UPDATE: The Straits Times responded! Here it is: ST’s justification of its liberal editing of Forum opinions.
I’ve always had a soft spot for The Straits Times. They have a wonderful habit of manipulating statistics and distorting people’s opinions. But I thought they were still pretty alright. They’ve outdone themselves this time, though. Behold:
Letter sent by by my good friend Samuel C. Wee to ST on the 8th of March, quoting statistics from their Page One infographic: (Read this closely!)
I read with keen interest the news that social mobility in Singapore’s education system is still alive and well (“School system still ‘best way to move up’”; Monday).
It is indeed heartwarming to learn that only 90% of children from one-to-three-room flats do not make it to university.
I firmly agree with our Education Minister Dr Ng Eng Hen, who declared that “education remains the great social leveller in Singaporean society”. His statement is backed up with the statistic that 50% of children from the bottom third of the socio-economic ladder score in the bottom third of the Primary School Leaving Examination.
In recent years, there has been much debate about elitism and the impact that a family’s financial background has on a child’s educational prospects. Therefore, it was greatly reassuring to read about Dr Ng’s great faith in our “unique, meritocratic Singapore system”, which ensures that good, able students from the middle-and-high income groups are not circumscribed or restricted in any way in the name of helping financially disadvantaged students.
I would like to commend Ms Rachel Chang on her outstanding article. On behalf of the financially disadvantaged students of Singapore, I thank the fine journalists of the Straits Times for their tireless work in bringing to Singaporeans accurate and objective reporting.
What was actually published last Friday, March 18th 2011
A reassuring experience of meritocratic system
I READ with keen interest the news that social mobility in Singapore’s education system is still alive and well (‘School system still ‘best way to move up”; March 8).
It is indeed heartwarming to learn that almost 50 per cent of children from one- to three-room flats make it to university and polytechnics.
I firmly agree with Education Minister Ng Eng Hen, who said that education remains the great social leveller in Singapore society.

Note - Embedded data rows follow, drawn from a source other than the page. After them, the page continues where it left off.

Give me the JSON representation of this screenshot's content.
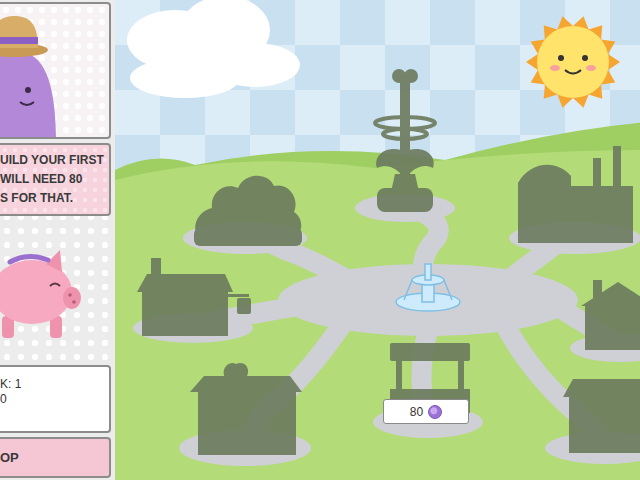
{
  "sidebar": {
    "guide": {
      "speech": [
        "UILD YOUR FIRST",
        "WILL NEED 80",
        "S FOR THAT."
      ]
    },
    "bank": {
      "stats": [
        "K: 1",
        "0"
      ]
    },
    "shop_button": "OP"
  },
  "map": {
    "buildings": [
      {
        "kind": "grove",
        "locked": true
      },
      {
        "kind": "tower",
        "locked": true
      },
      {
        "kind": "factory",
        "locked": true
      },
      {
        "kind": "house",
        "locked": true
      },
      {
        "kind": "cottage",
        "locked": true
      },
      {
        "kind": "shed",
        "locked": true
      },
      {
        "kind": "stall",
        "locked": true
      },
      {
        "kind": "barn",
        "locked": true
      }
    ],
    "fountain": {
      "locked": false
    },
    "price_tag": {
      "amount": "80"
    }
  }
}
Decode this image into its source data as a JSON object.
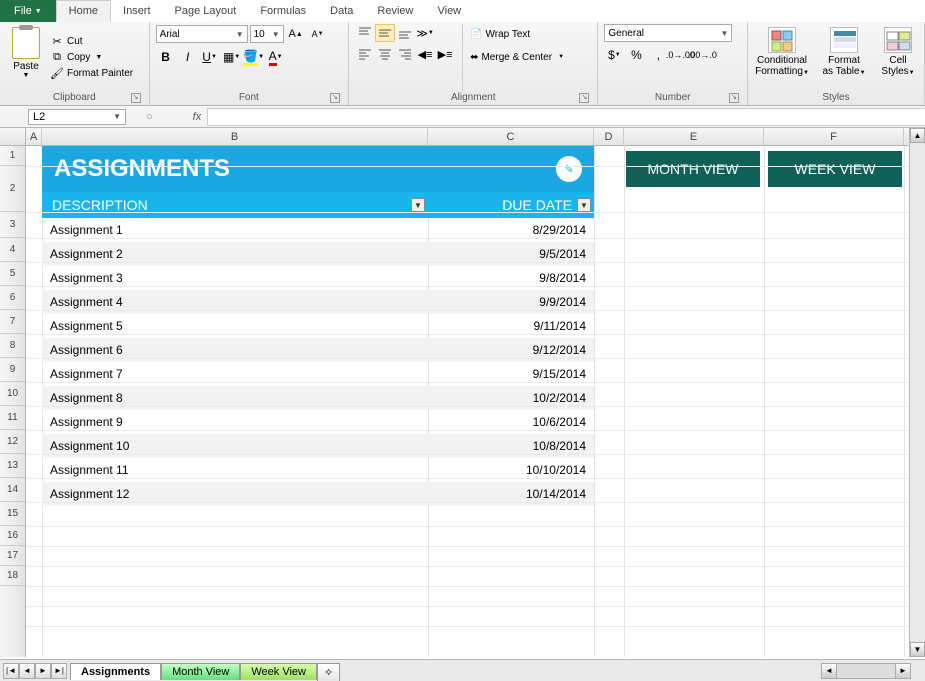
{
  "tabs": {
    "file": "File",
    "home": "Home",
    "insert": "Insert",
    "page_layout": "Page Layout",
    "formulas": "Formulas",
    "data": "Data",
    "review": "Review",
    "view": "View"
  },
  "clipboard": {
    "paste": "Paste",
    "cut": "Cut",
    "copy": "Copy",
    "format_painter": "Format Painter",
    "group": "Clipboard"
  },
  "font": {
    "name": "Arial",
    "size": "10",
    "group": "Font"
  },
  "alignment": {
    "wrap": "Wrap Text",
    "merge": "Merge & Center",
    "group": "Alignment"
  },
  "number": {
    "format": "General",
    "group": "Number"
  },
  "styles": {
    "cond": "Conditional Formatting",
    "fmt_table": "Format as Table",
    "cell": "Cell Styles",
    "group": "Styles"
  },
  "name_box": "L2",
  "fx": "fx",
  "cols": {
    "A": "A",
    "B": "B",
    "C": "C",
    "D": "D",
    "E": "E",
    "F": "F"
  },
  "banner": {
    "title": "ASSIGNMENTS"
  },
  "table_hdr": {
    "desc": "DESCRIPTION",
    "due": "DUE DATE"
  },
  "rows": [
    {
      "desc": "Assignment 1",
      "due": "8/29/2014"
    },
    {
      "desc": "Assignment 2",
      "due": "9/5/2014"
    },
    {
      "desc": "Assignment 3",
      "due": "9/8/2014"
    },
    {
      "desc": "Assignment 4",
      "due": "9/9/2014"
    },
    {
      "desc": "Assignment 5",
      "due": "9/11/2014"
    },
    {
      "desc": "Assignment 6",
      "due": "9/12/2014"
    },
    {
      "desc": "Assignment 7",
      "due": "9/15/2014"
    },
    {
      "desc": "Assignment 8",
      "due": "10/2/2014"
    },
    {
      "desc": "Assignment 9",
      "due": "10/6/2014"
    },
    {
      "desc": "Assignment 10",
      "due": "10/8/2014"
    },
    {
      "desc": "Assignment 11",
      "due": "10/10/2014"
    },
    {
      "desc": "Assignment 12",
      "due": "10/14/2014"
    }
  ],
  "buttons": {
    "month": "MONTH VIEW",
    "week": "WEEK VIEW"
  },
  "sheets": {
    "assignments": "Assignments",
    "month": "Month View",
    "week": "Week View"
  },
  "colors": {
    "banner": "#1ba8e0",
    "header": "#19b5ef",
    "btn": "#0f6158",
    "file": "#217346"
  }
}
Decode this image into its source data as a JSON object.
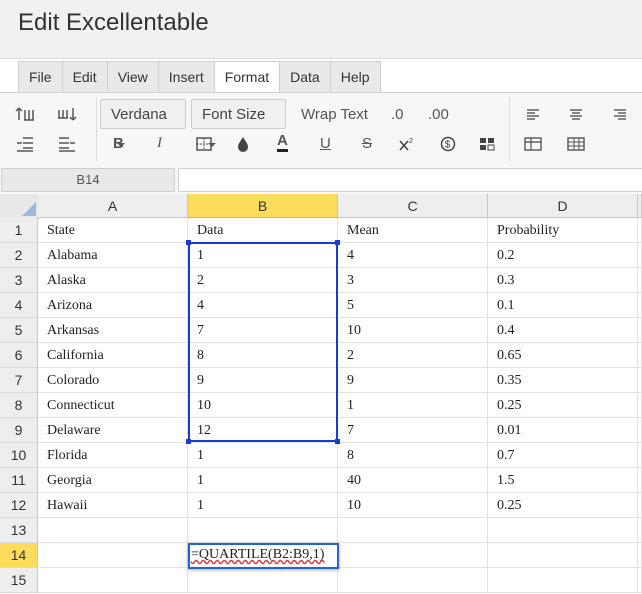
{
  "app_title": "Edit Excellentable",
  "menu": [
    "File",
    "Edit",
    "View",
    "Insert",
    "Format",
    "Data",
    "Help"
  ],
  "toolbar": {
    "font_family": "Verdana",
    "font_size": "Font Size",
    "wrap_text": "Wrap Text",
    "dec_decrease": ".0",
    "dec_increase": ".00",
    "bold": "B",
    "italic": "I",
    "text_color": "A",
    "underline": "U",
    "strikethrough": "S"
  },
  "name_box": "B14",
  "columns": [
    "A",
    "B",
    "C",
    "D"
  ],
  "rows": [
    {
      "num": "1",
      "cells": [
        "State",
        "Data",
        "Mean",
        "Probability"
      ]
    },
    {
      "num": "2",
      "cells": [
        "Alabama",
        "1",
        "4",
        "0.2"
      ]
    },
    {
      "num": "3",
      "cells": [
        "Alaska",
        "2",
        "3",
        "0.3"
      ]
    },
    {
      "num": "4",
      "cells": [
        "Arizona",
        "4",
        "5",
        "0.1"
      ]
    },
    {
      "num": "5",
      "cells": [
        "Arkansas",
        "7",
        "10",
        "0.4"
      ]
    },
    {
      "num": "6",
      "cells": [
        "California",
        "8",
        "2",
        "0.65"
      ]
    },
    {
      "num": "7",
      "cells": [
        "Colorado",
        "9",
        "9",
        "0.35"
      ]
    },
    {
      "num": "8",
      "cells": [
        "Connecticut",
        "10",
        "1",
        "0.25"
      ]
    },
    {
      "num": "9",
      "cells": [
        "Delaware",
        "12",
        "7",
        "0.01"
      ]
    },
    {
      "num": "10",
      "cells": [
        "Florida",
        "1",
        "8",
        "0.7"
      ]
    },
    {
      "num": "11",
      "cells": [
        "Georgia",
        "1",
        "40",
        "1.5"
      ]
    },
    {
      "num": "12",
      "cells": [
        "Hawaii",
        "1",
        "10",
        "0.25"
      ]
    },
    {
      "num": "13",
      "cells": [
        "",
        "",
        "",
        ""
      ]
    },
    {
      "num": "14",
      "cells": [
        "",
        "",
        "",
        ""
      ]
    },
    {
      "num": "15",
      "cells": [
        "",
        "",
        "",
        ""
      ]
    }
  ],
  "editor_value": "=QUARTILE(B2:B9,1)",
  "colors": {
    "selected_header": "#fddc5c",
    "selection_border": "#1a3ccc"
  }
}
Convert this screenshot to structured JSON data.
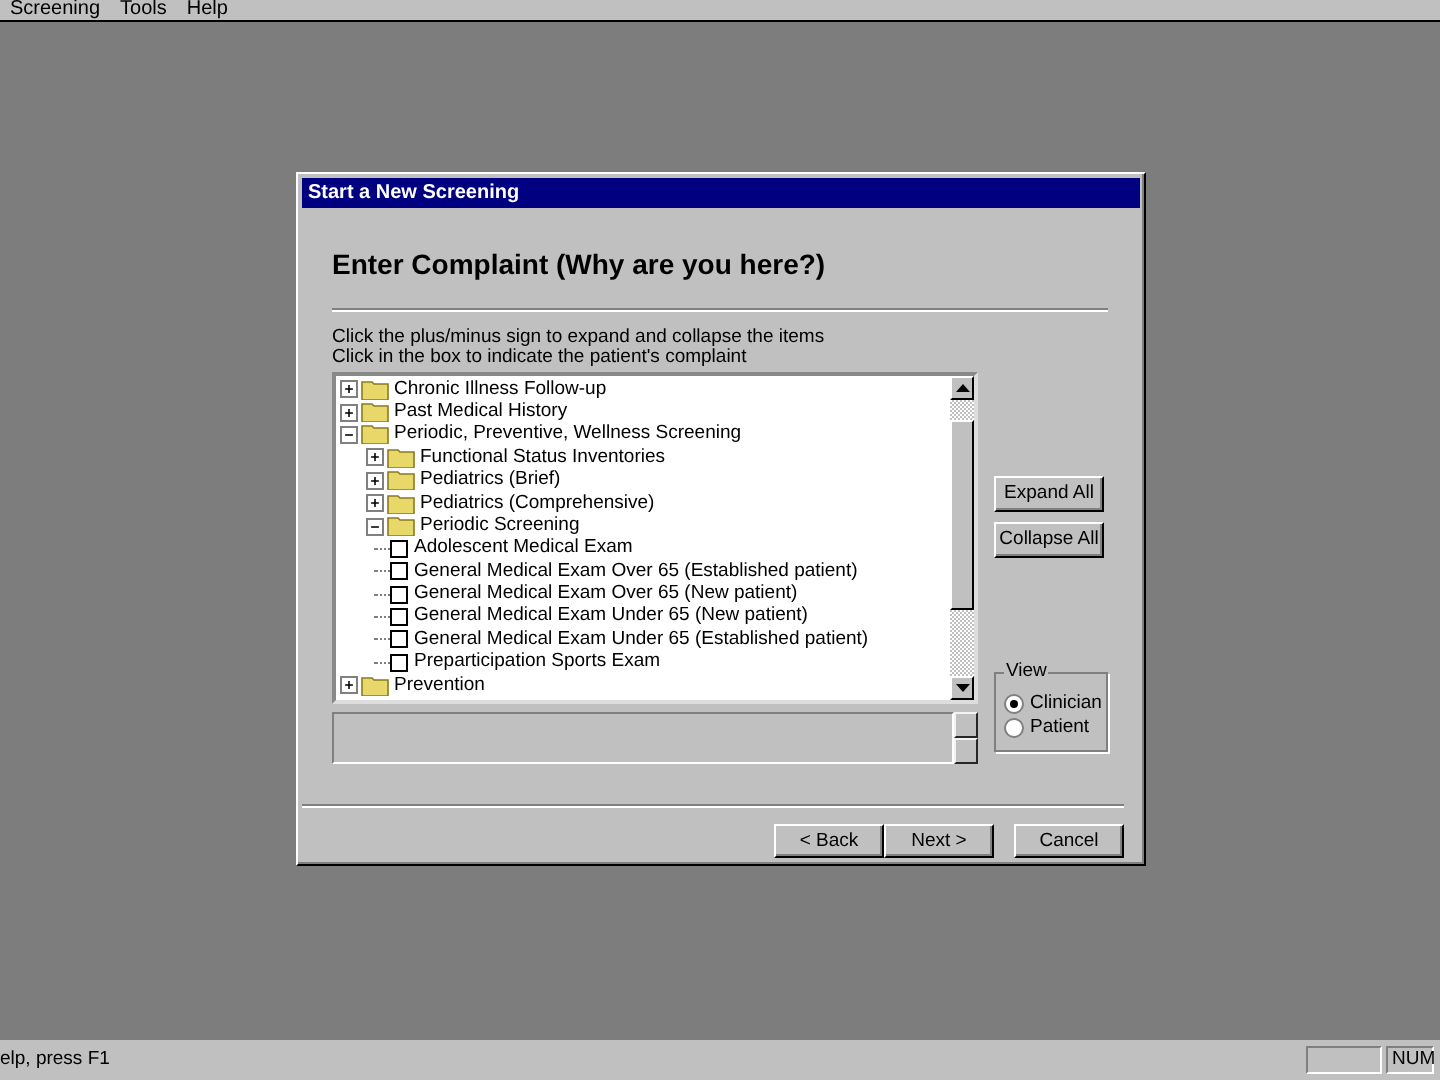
{
  "menu": [
    {
      "label": "Screening"
    },
    {
      "label": "Tools"
    },
    {
      "label": "Help"
    }
  ],
  "dialog": {
    "title": "Start a New Screening",
    "heading": "Enter Complaint (Why are you here?)",
    "instructions": [
      "Click the plus/minus sign to expand and collapse the items",
      "Click in the box to indicate the patient's complaint"
    ],
    "tree": [
      {
        "kind": "folder",
        "label": "Chronic Illness Follow-up",
        "expanded": false
      },
      {
        "kind": "folder",
        "label": "Past Medical History",
        "expanded": false
      },
      {
        "kind": "folder",
        "label": "Periodic, Preventive, Wellness Screening",
        "expanded": true,
        "children": [
          {
            "kind": "folder",
            "label": "Functional Status Inventories",
            "expanded": false
          },
          {
            "kind": "folder",
            "label": "Pediatrics (Brief)",
            "expanded": false
          },
          {
            "kind": "folder",
            "label": "Pediatrics (Comprehensive)",
            "expanded": false
          },
          {
            "kind": "folder",
            "label": "Periodic Screening",
            "expanded": true,
            "children": [
              {
                "kind": "item",
                "label": "Adolescent Medical Exam",
                "checked": false
              },
              {
                "kind": "item",
                "label": "General Medical Exam Over 65 (Established patient)",
                "checked": false
              },
              {
                "kind": "item",
                "label": "General Medical Exam Over 65 (New patient)",
                "checked": false
              },
              {
                "kind": "item",
                "label": "General Medical Exam Under 65 (New patient)",
                "checked": false
              },
              {
                "kind": "item",
                "label": "General Medical Exam Under 65 (Established patient)",
                "checked": false
              },
              {
                "kind": "item",
                "label": "Preparticipation Sports Exam",
                "checked": false
              }
            ]
          }
        ]
      },
      {
        "kind": "folder",
        "label": "Prevention",
        "expanded": false
      }
    ],
    "side_buttons": [
      {
        "label": "Expand All"
      },
      {
        "label": "Collapse All"
      }
    ],
    "view": {
      "label": "View",
      "options": [
        {
          "label": "Clinician",
          "selected": true
        },
        {
          "label": "Patient",
          "selected": false
        }
      ]
    },
    "buttons": [
      {
        "label": "< Back"
      },
      {
        "label": "Next >"
      },
      {
        "label": "Cancel"
      }
    ]
  },
  "status_bar": {
    "text": "elp, press F1",
    "panes": [
      {
        "kind": "blank"
      },
      {
        "kind": "text",
        "text": "NUM"
      }
    ]
  }
}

His statement is backed by the statistic that about 50 per cent of children from the bottom third of the socio-economic bracket score within the top two-thirds of their Primary School Leaving Examination cohort.
There has been much debate about elitism and the impact that a family’s financial background has on a child’s educational prospects. Therefore, it was reassuring to read about Dr Ng’s own experience of the ‘unique, meritocratic Singapore system’: he grew up in a three-room flat with five other siblings, and his medical studies at the National University of Singapore were heavily subsidised; later, he trained as a cancer surgeon in the United States using a government scholarship.
The system also ensures that good, able students from the middle- and high-income groups are not circumscribed or restricted in any way in the name of helping financially disadvantaged students.
“Does this count has having been published in the Straits Times? I’m not quite sure what to think. After all, I can’t really take credit for this! To give me the byline would be an outrageous flattery and a gross injustice to the forum editors of ST, who took the liberty of taking my observations about the statistics and subtly replacing them with more politically correct (but significantly and essentially different) statistics.
Of course, ST reserves the right to edit my letter for clarity and length. When said statistics in question were directly taken from their original article, though, one has to wonder if there hasn’t been a breakdown in communication over there. I’m dreadfully sorry, forum editors, I should have double-checked my original source (your journalist Ms Rachel Chang) before sending my letter.
Then there are instances of editing work that just makes you want to give a standing ovation: take a look at how my pride in our meritocratic system in my originally letter has been transfigured into awe at Dr Ng’s background, for example! Dear friends, when an editor takes the time and effort to not just paraphrase but completely and utterly transform your piece in both intent and meaning, then what can we say but bravo.
There are surely no lazy slackers over at the Straits Times; instead we have evidently men and women who dedicate time and effort to correct their misguided readers, and protect them from the shame of having their real opinions published.
It makes me angry to think of how these fine journalists, servants of the public good, are routinely abused by ignorant Netizens for coming in 136th in the worldwide press freedom rankings! Yet they take the criticism, the vitriol and venom constantly directed towards them without once complaining. Oh, the nobility.
That straw that broke the proverbial camel’s back for me? Notice how in my original letter I dedicated a whole paragraph to saluting these gentlemen and ladies… And yet, not a trace of praise and commendation found in the published letter! The modesty, the humility to censor from the public eye praise for your own work, knowing that the true journalist works not for recognition but for the inherent reward of serving the public… My friends, it brings a tear to my eye.”
EDIT: Here’s evidence of Sam’s statistics, straight from the horse’s mouth:
The Saga Continues:
Straits Times Fail 03: Heavily Modifying Your Letters